Native plants are trees, shrubs, flowers, grasses and other plants which occur naturally to a particular region. These plants provide a less labor intensive and water efficient landscape which is beneficial to commercial businesses, home owners, and the environment. Conversely, an invasive plant is an exotic species that has the ability to thrive and spread aggressively outside its natural range. Plants are the first line of defense when it comes to erosion control and stormwater management. Understanding plant species’ susceptibility to water-level fluctuations and landscape pollutants will enable better stormwater detention treatment and aesthetically pleasing environments.

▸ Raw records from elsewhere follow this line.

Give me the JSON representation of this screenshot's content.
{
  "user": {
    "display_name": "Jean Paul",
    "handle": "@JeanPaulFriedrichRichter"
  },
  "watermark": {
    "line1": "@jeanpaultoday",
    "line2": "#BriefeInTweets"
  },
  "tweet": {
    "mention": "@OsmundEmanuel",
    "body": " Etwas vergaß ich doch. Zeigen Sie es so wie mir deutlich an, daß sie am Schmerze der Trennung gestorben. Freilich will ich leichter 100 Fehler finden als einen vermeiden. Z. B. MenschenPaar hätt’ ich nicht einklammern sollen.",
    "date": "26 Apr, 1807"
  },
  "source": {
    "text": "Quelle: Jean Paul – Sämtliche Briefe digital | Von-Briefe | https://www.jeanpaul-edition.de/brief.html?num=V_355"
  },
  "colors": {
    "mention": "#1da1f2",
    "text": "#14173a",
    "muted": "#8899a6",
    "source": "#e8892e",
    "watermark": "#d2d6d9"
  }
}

Native plants, in rain gardens and in landscaping in general, are preferred because they are best adapted to soil and temperature conditions in a particular area. Because they have adapted to local conditions, native plants require no fertilizer, pesticides, herbicides, or watering (once established). Native plants are also resistant to most pests and diseases and provide food and shelter of native animals. In regions with heavy clay soil, deep rooted native plants can break-up the soil better than typical varieties of lawn grass and improve clay soil’s permeability, ultimately acting as a green stormwater alternative. Trapping localized stormwater on site through the use of native plants can ensure percolation and increased filtration of nutrients entering the ground water. The extensive and deep root systems of native plants (see image below) slow down runoff, reduce soil erosion along river and stream banks, and absorb dirty water before it gets into the nearby waterways. Greater infiltration from native plants results in better pollutant filtering and more water replenishing the aquifer- ultimately reducing flood water and stormwater impacts. In summary, utilizing native plants and trees in your business or school landscaping allows for short and long term positive effects on stormwater runoff quantity and quality. Restoring your business, household, or school with native vegetation is one of the best things to do for the environment while also saving time and money.
The Audubon Society of North Carolina has recently expanded its native plant guide to help many cities have awareness of what they are planting. Birds, bees and butterflies are also getting a little help from Audubon North Carolina. The nonprofit conservation organization, which has offices in Corolla, Boone, Wilmington and Chapel Hill, announced Oct. 11, in time for fall planting, that its free, downloadable guide which helps identify the best plants for wildlife by habitat has been expanded from 400 to 692 native and cultivated plants that thrive in North Carolina. Everyone from home gardeners to educational institutions to landscapers to businesses are adding native-friendly plants to their backyards. The list is a single source of recommended bird- and pollinator-friendly plants that can be filtered by habitat, food source type, animals benefited, wetland status and more. Every species thrives in a different region and this resource helps planters choose a spot for the plant where it will thrive. The wetland status option is important for many city planners and stormwater managers who want to reduce flooding and stormwater impacts in their communities.
To find native plants in your area, Audubon North Carolina provides a terrific ZIP code locator at www.nc.audubon.org where people enter their ZIP code and get not only a list of recommended bird-friendly plants native to their area, but also their nearest Audubon chapter and a list of area businesses that sell native plants. By using the ZIP code locator, gardeners, city planners, landscapers, etc. can refine the list of plants suitable for their specific area.
CWEP encourages North Carolina residents to ask their favorite garden centers to carry more native plants so they’ll become more readily available to everyone. It is also recommended to assess and learn about what is already growing in your yard as this can serve as a starting point for your native journey! The updated Audubon North Carolina list will continue to serve as a helpful resource for communities to determine which plants are native and which are not.